I think it's a problem often in the American liberal Jewish community that people are progressive except for Palestine as we often hear, but I think that the opposite is problematic, just as problematic, which is progressive only on Palestine--


And you can work out those acronyms for yourself. but no, I think Susannah, your point is absolutely well taken and essential. That we need to be able to understand the situation in Israel Palestine in the larger context if we're going to be doing this work.

SUSANNAH HESCHEL: I know that we agree about this.

ATALIA OMER: Yeah all right so there is one-- maybe you have time for one final question from Liz Bolton who writes, Dr. Heschel saying there is no divorce between the religious and the political reminds me of my favorite quotation from Rabbi Heschel, "prayer is meaningless unless it is subversive," highlighting my feeling that Rabbi Rosen's work deeply reflects both of these messages. [HEBREW] to both speakers for illuminating the capacity in our tradition to hold and sustain the challenge and to model the embrace of classic texts with contemporary diasporic revisioning.

Does Dr. Heschel see a way that the present delegitimizing of anti-Zionist voices or congregations could be addressed and challenged in light of your understanding of the prophetic voice?

SUSANNAH HESCHEL: In other words, could I defend what Brant is doing?

ATALIA OMER: That was my reading.

SUSANNAH HESCHEL: Yes, I think it's very important. I mean I would say that one of the important lessons I learned from my father was to be first of all, I as a Jew should feel at home in every Jewish community and congregation, whether it's a Hasidic steeple or a reformed temple at vespers, or the workmen circle or wherever, and I do, and it's important for my children that they feel that way as well. I'm not always happy as a woman, but that unhappiness is not limited to an orthodox synagogue where there is a visible curtain, but is felt just as much in a reform context where the curtain is invisible but nonetheless present. But I think Brant, what you're doing, and Atalia, what you've written about in your book, is very much illustrative of what Santiago Slabodsky caused us to think about in his book Decolonial Judaism.

How do we, in fact, understand our Judaism not as a triumphal Judaism aligned with the powers, but on the contrary, as diasporic and therefore prophetic, standing in that position where we question, where we challenge. And the issue is, in the name of justice, those who may not at first understand or feel comfortable or at home, need to ask themselves, why, why not? Actually, why do they not feel comfortable with the liturgy that you've written Brant, that worries about the horrors that have been experienced by people all over the world, not only our own suffering but everyone's suffering. My suffering means nothing unless I understand everybody's suffering. To come before God with the same plea for relief-- there is no such thing as pleading from my own suffering alone, only mine is significant-- that's meaningless in religious terms. So, I thank you. Thank you for this wonderful conversation and especially right before Passover.

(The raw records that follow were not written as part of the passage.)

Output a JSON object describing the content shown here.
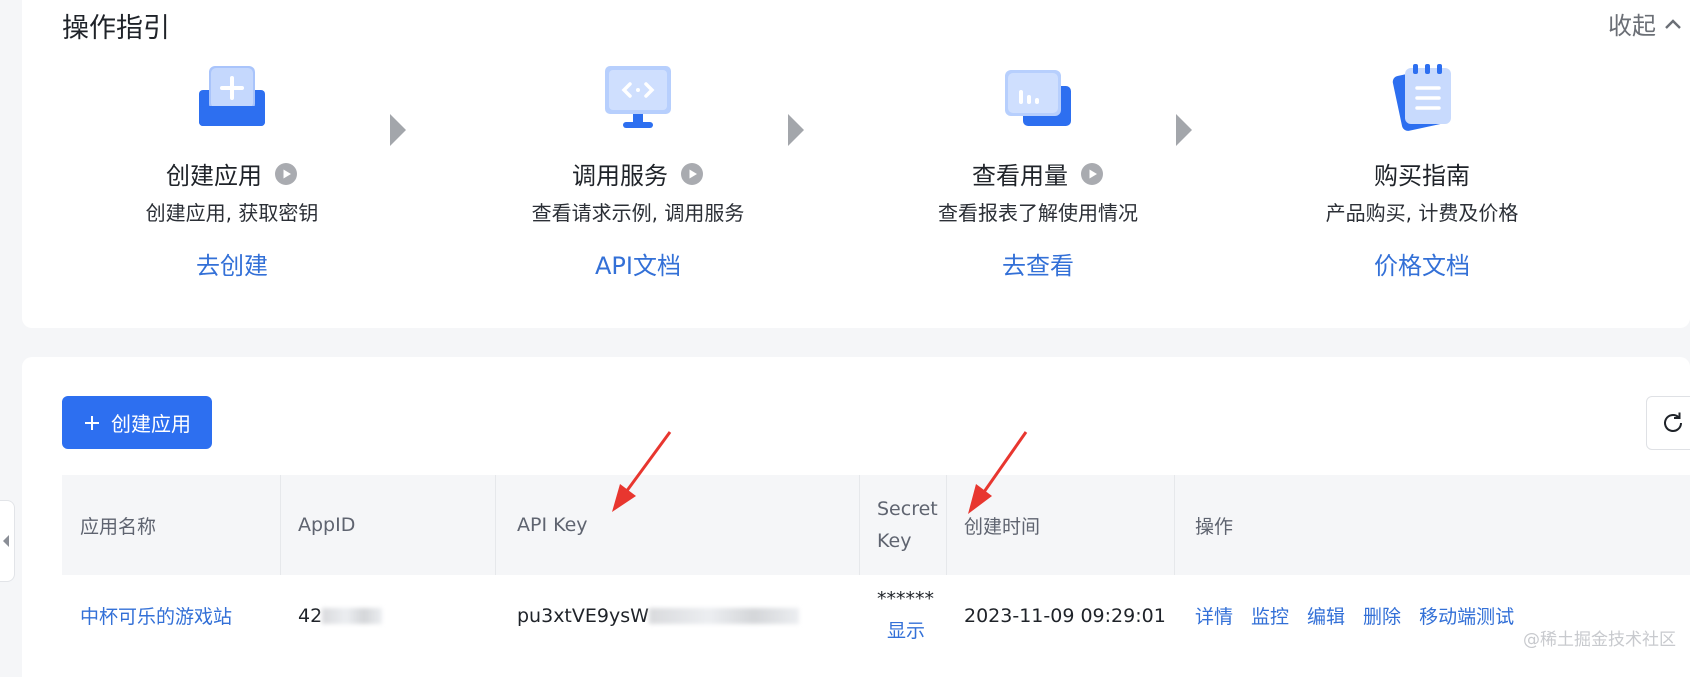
{
  "guide": {
    "title": "操作指引",
    "collapse_label": "收起",
    "steps": [
      {
        "name": "创建应用",
        "desc": "创建应用, 获取密钥",
        "link": "去创建"
      },
      {
        "name": "调用服务",
        "desc": "查看请求示例, 调用服务",
        "link": "API文档"
      },
      {
        "name": "查看用量",
        "desc": "查看报表了解使用情况",
        "link": "去查看"
      },
      {
        "name": "购买指南",
        "desc": "产品购买, 计费及价格",
        "link": "价格文档"
      }
    ]
  },
  "apps": {
    "create_label": "创建应用",
    "columns": [
      "应用名称",
      "AppID",
      "API Key",
      "Secret Key",
      "创建时间",
      "操作"
    ],
    "rows": [
      {
        "name": "中杯可乐的游戏站",
        "app_id_visible": "42",
        "api_key_visible": "pu3xtVE9ysW",
        "secret_mask": "******",
        "secret_show": "显示",
        "created": "2023-11-09 09:29:01",
        "actions": [
          "详情",
          "监控",
          "编辑",
          "删除",
          "移动端测试"
        ]
      }
    ]
  },
  "watermark": "@稀土掘金技术社区",
  "colors": {
    "accent": "#2d6ff0",
    "link": "#3370d7",
    "annotation": "#e8362f"
  }
}
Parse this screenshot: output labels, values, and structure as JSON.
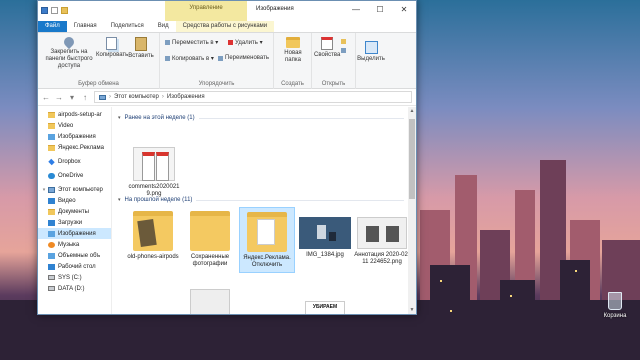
{
  "window": {
    "title": "Изображения",
    "context_tab_header": "Управление",
    "controls": {
      "minimize": "—",
      "maximize": "☐",
      "close": "✕"
    }
  },
  "ribbon_tabs": [
    "Файл",
    "Главная",
    "Поделиться",
    "Вид",
    "Средства работы с рисунками"
  ],
  "ribbon": {
    "clipboard": {
      "pin": "Закрепить на панели быстрого доступа",
      "copy": "Копировать",
      "paste": "Вставить",
      "label": "Буфер обмена"
    },
    "organize": {
      "move": "Переместить в ▾",
      "copy_to": "Копировать в ▾",
      "delete": "Удалить ▾",
      "rename": "Переименовать",
      "label": "Упорядочить"
    },
    "new": {
      "new_folder": "Новая папка",
      "label": "Создать"
    },
    "open": {
      "properties": "Свойства",
      "label": "Открыть"
    },
    "select": {
      "select": "Выделить"
    }
  },
  "address": {
    "back": "←",
    "forward": "→",
    "recent": "▾",
    "up": "↑",
    "crumbs": [
      "Этот компьютер",
      "Изображения"
    ]
  },
  "nav_pane": [
    "airpods-setup-ar",
    "Video",
    "Изображения",
    "Яндекс.Реклама",
    "Dropbox",
    "OneDrive",
    "Этот компьютер",
    "Видео",
    "Документы",
    "Загрузки",
    "Изображения",
    "Музыка",
    "Объемные объ",
    "Рабочий стол",
    "SYS (C:)",
    "DATA (D:)"
  ],
  "groups": [
    {
      "header": "Ранее на этой неделе (1)"
    },
    {
      "header": "На прошлой неделе (11)"
    }
  ],
  "files": [
    "comments20200219.png",
    "old-phones-airpods",
    "Сохраненные фотографии",
    "Яндекс.Реклама. Отключить",
    "IMG_1384.jpg",
    "Аннотация 2020-02-11 224652.png"
  ],
  "partial_thumb_text": "УБИРАЕМ",
  "desktop": {
    "recycle_bin": "Корзина"
  }
}
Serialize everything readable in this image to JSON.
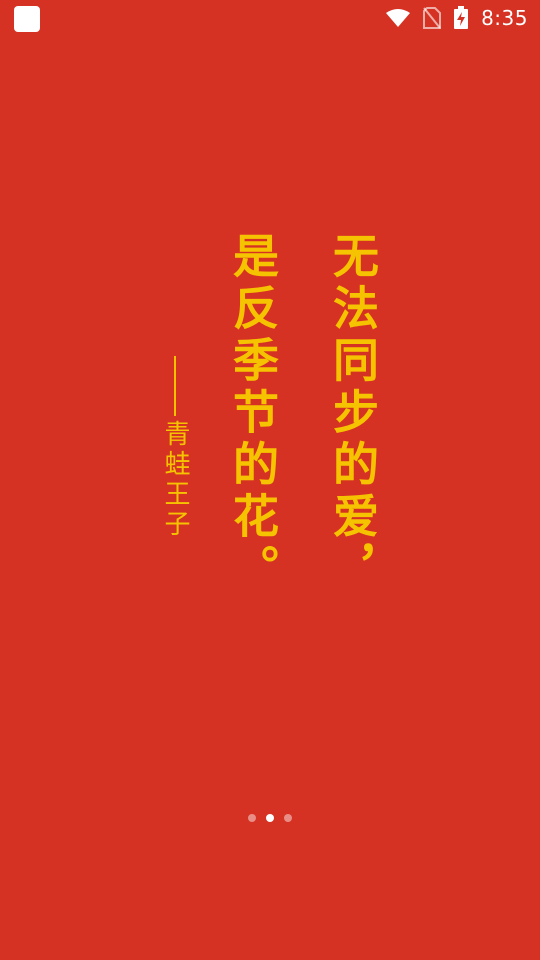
{
  "status_bar": {
    "time": "8:35",
    "icons": [
      "app-square-icon",
      "wifi-icon",
      "no-sim-icon",
      "battery-charging-icon"
    ]
  },
  "poem": {
    "line1": "无法同步的爱，",
    "line2": "是反季节的花。",
    "author": "青蛙王子"
  },
  "pager": {
    "count": 3,
    "active_index": 1
  },
  "colors": {
    "background": "#d63224",
    "text": "#f5c300"
  }
}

SUSANNAH HESCHEL: [INAUDIBLE] And I hope, Brant, that what you've written which you wrote for the Passover Haggadah, that would be, I'm sure everybody who's listening, would love to have a copy. So maybe, Atalia you can distribute it.

ATALIA OMER: Yeah, I will to all those who registered. Thank you for these profound concluding words, Susannah. And also with reference to further conversations-- just the addition to the feminist dimension that you just introduced-- so it's such a joy to end the conversation knowing that there are so many more questions to ask, especially in the spirit Peach, of Passover. So please join me in thanking Professor Heschel and Rabbi Rosen and thank you for attending this event.

SUSANNAH HESCHEL: Great to be with you,

BRANT ROSEN: Thank you so much. Thank you Atalia, thank you Susannah.

SUSANNAH HESCHEL: Thank you, Brant.